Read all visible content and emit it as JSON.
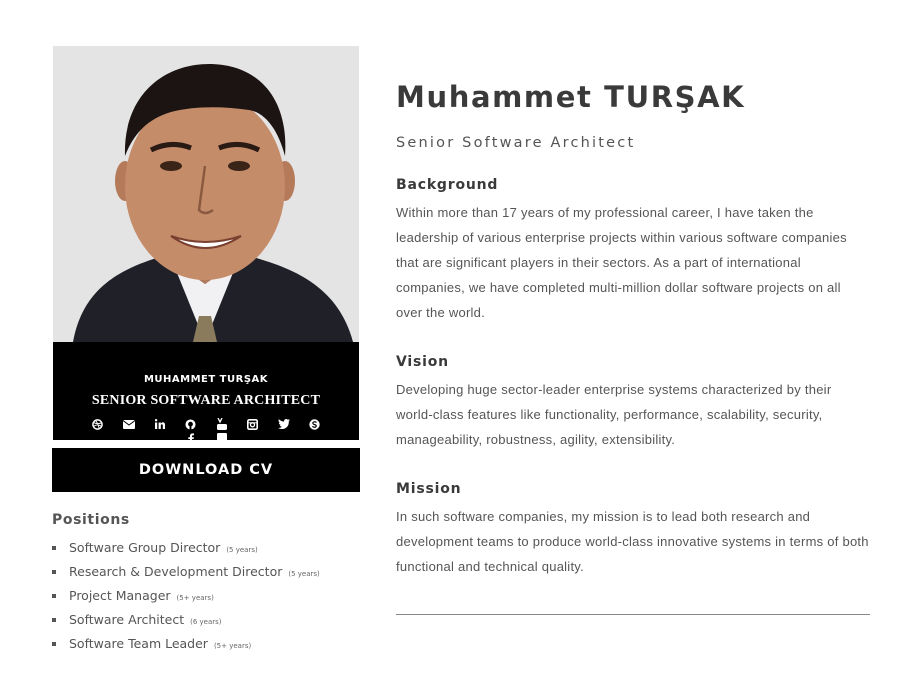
{
  "profile": {
    "card_name": "MUHAMMET TURŞAK",
    "card_title": "SENIOR SOFTWARE ARCHITECT",
    "download_label": "DOWNLOAD CV",
    "socials": [
      "dribbble-icon",
      "email-icon",
      "linkedin-icon",
      "github-icon",
      "youtube-icon",
      "instagram-icon",
      "twitter-icon",
      "skype-icon",
      "facebook-icon",
      "flickr-icon"
    ]
  },
  "positions": {
    "heading": "Positions",
    "items": [
      {
        "title": "Software Group Director",
        "years": "(5 years)"
      },
      {
        "title": "Research & Development Director",
        "years": "(5 years)"
      },
      {
        "title": "Project Manager",
        "years": "(5+ years)"
      },
      {
        "title": "Software Architect",
        "years": "(6 years)"
      },
      {
        "title": "Software Team Leader",
        "years": "(5+ years)"
      }
    ]
  },
  "main": {
    "name": "Muhammet TURŞAK",
    "subtitle": "Senior Software Architect",
    "background": {
      "title": "Background",
      "text": "Within more than 17 years of my professional career, I have taken the leadership of various enterprise projects within various software companies that are significant players in their sectors. As a part of international companies, we have completed multi-million dollar software projects on all over the world."
    },
    "vision": {
      "title": "Vision",
      "text": "Developing huge sector-leader enterprise systems characterized by their world-class features like functionality, performance, scalability, security, manageability, robustness, agility, extensibility."
    },
    "mission": {
      "title": "Mission",
      "text": "In such software companies, my mission is to lead both research and development teams to produce world-class innovative systems in terms of both functional and technical quality."
    }
  }
}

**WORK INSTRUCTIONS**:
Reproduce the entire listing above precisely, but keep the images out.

**RESULT BELOW**:
Read all visible content and emit it as JSON.
{
  "profile": {
    "card_name": "MUHAMMET TURŞAK",
    "card_title": "SENIOR SOFTWARE ARCHITECT",
    "download_label": "DOWNLOAD CV",
    "socials": [
      "dribbble-icon",
      "email-icon",
      "linkedin-icon",
      "github-icon",
      "youtube-icon",
      "instagram-icon",
      "twitter-icon",
      "skype-icon",
      "facebook-icon",
      "flickr-icon"
    ]
  },
  "positions": {
    "heading": "Positions",
    "items": [
      {
        "title": "Software Group Director",
        "years": "(5 years)"
      },
      {
        "title": "Research & Development Director",
        "years": "(5 years)"
      },
      {
        "title": "Project Manager",
        "years": "(5+ years)"
      },
      {
        "title": "Software Architect",
        "years": "(6 years)"
      },
      {
        "title": "Software Team Leader",
        "years": "(5+ years)"
      }
    ]
  },
  "main": {
    "name": "Muhammet TURŞAK",
    "subtitle": "Senior Software Architect",
    "background": {
      "title": "Background",
      "text": "Within more than 17 years of my professional career, I have taken the leadership of various enterprise projects within various software companies that are significant players in their sectors. As a part of international companies, we have completed multi-million dollar software projects on all over the world."
    },
    "vision": {
      "title": "Vision",
      "text": "Developing huge sector-leader enterprise systems characterized by their world-class features like functionality, performance, scalability, security, manageability, robustness, agility, extensibility."
    },
    "mission": {
      "title": "Mission",
      "text": "In such software companies, my mission is to lead both research and development teams to produce world-class innovative systems in terms of both functional and technical quality."
    }
  }
}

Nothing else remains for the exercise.